Dead Can Dance, Aion, released 11 June 1990. DCD’s early 90s output felt less gothic and more global, and it did take some fans time to get used to that, but it was a direction that brought them far more listeners. I didn’t listen to this one all that much at the time but it’s grown on me over the years.
Heretix, Gods & Gangsters, released 15 June 1990. Another Boston band signed to a major (and produced by Ed Stasium, natch) that was a huge hit in the local area but sadly did not gain enough steam to follow through. This album remains a fan favorite, and “Heart Attack” one of their biggest local hits.
David J, Songs from Another Season, released 18 June 1990. The Bauhaus/Love & Rockets bassist finally broke through with this pleasant and folky album that just seemed so much perkier and positive for him. “I’ll Be Your Chauffeur” became a minor radio hit and its video was a staple on 120 Minutes that season.
Uncle Tupelo, No Depression, released 21 June 1990. Before their acrimonious split a few years later (with Jay Farrar starting Son Volt and Jeff Tweedy starting Wilco), this band made famous what is now pretty much known as the alt-country scene, but back then the style took its name from this landmark album.
Chapterhouse, Freefall EP, released 26 June 1990. This UK band from Reading was unique in that they took the ecstasy-fueled rave sound, melded it with the noise-pop of bands like the Telescopes, and inserted a infectiously groovy hippie vibe.
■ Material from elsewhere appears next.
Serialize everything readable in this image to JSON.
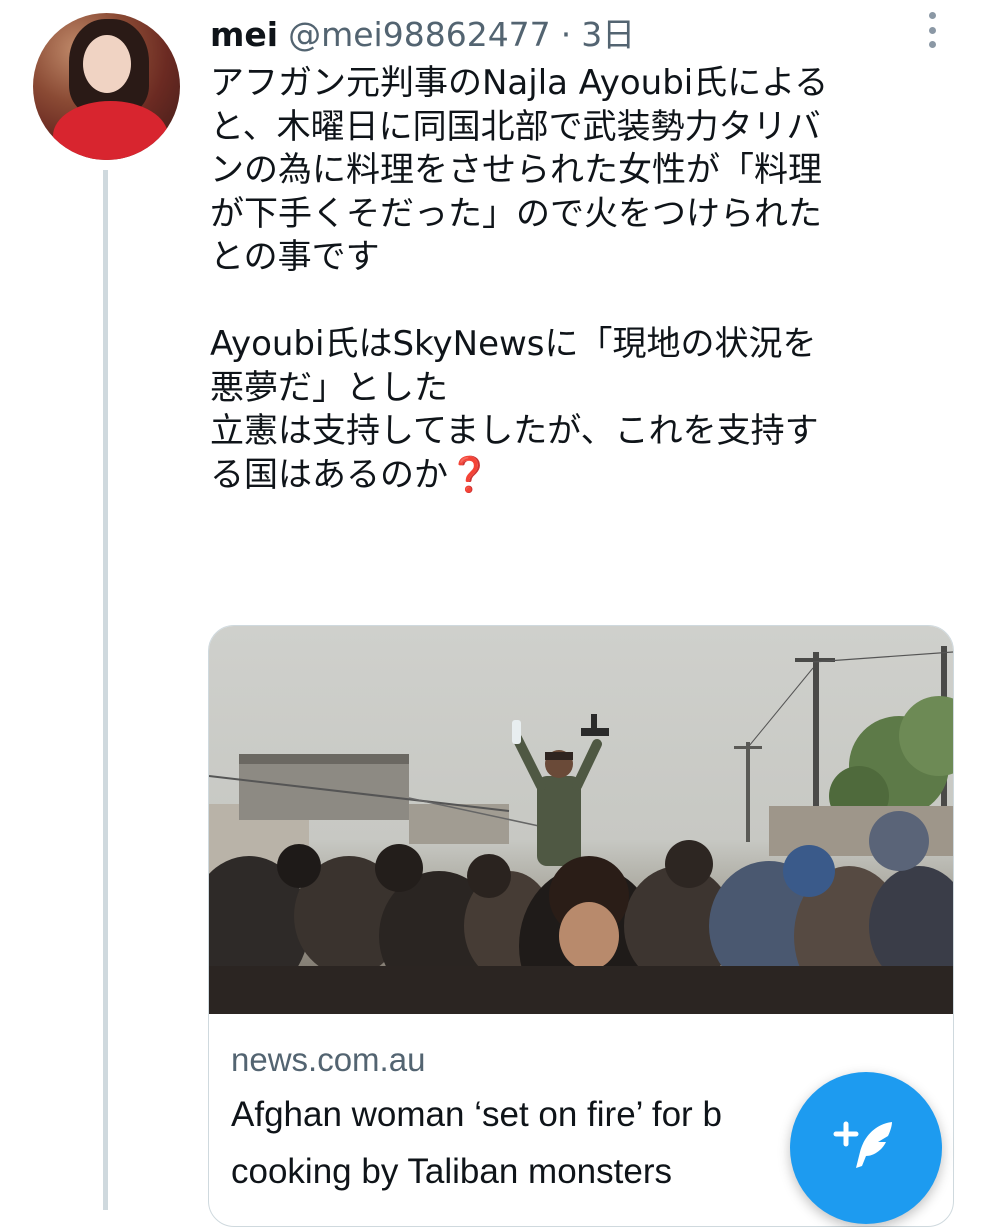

The end result was yet another version of shoegaze, less about the wall of sound and more about a swirling mood you could get lost in. “Falling Down” was their first single and it’s one of their best.
Sonic Youth, Goo, released 26 June 1990. The always confrontational Sonic Youth signed to a major label (Geffen) and against all expectations, became one of the hugest alternative bands of the early 90s. “Kool Thing” may have been one of the few songs that could get significant airplay at the time, but it was a hell of a great song.
Candy Flip, “Strawberry Fields Forever” single, released 28 June 1990. Another quirk of the Britpop scene: everyone sampling James Brown’s “Funky Drummer”, thanks to numerous rappers using it in the late 80s. This Beatles cover could have easily tanked as being a bit too cheeky, but it worked perfectly for two reasons: the JB sample was slowed down considerably and the vocal delivery given in a hazy, dreamlike way, thereby updating the song’s already psychedelic feel to suit the Madchester crowd.
Aztec Camera, Stray, released 28 June 1990. Roddy Frame’s band had been around for most of the decade and his records had always been a critical if not a chart hit, but this particular album somehow hit every single chord with fans and critics alike. Several of its songs are absolute corkers, from his cheery duet with BAD’s Mick Jones, “Good Morning Britain” to the lovely jazz guitar influenced “Over My Head”. This is an album well worth having.
Could it be that I was in a much better mood at this time? Maybe…? I’m pretty sure I was still wallowing in a bit of self-inflicted moodiness and stress as well as not knowing entirely want I wanted to do with my film studies other than tell stories I wanted to tell. I think my problem was that I knew I was stuck between a past I wanted to escape and a future I wasn’t entirely sure I could attain. I’m also sure that I’d had second thoughts about the school I was attending too, but at the same time I refused to give in; I knew I wanted to tell stories and Emerson felt like a place where I could learn how to do that in my own way.
Meanwhile, I had a few more lazy months to pass by before I headed back for another round of higher education.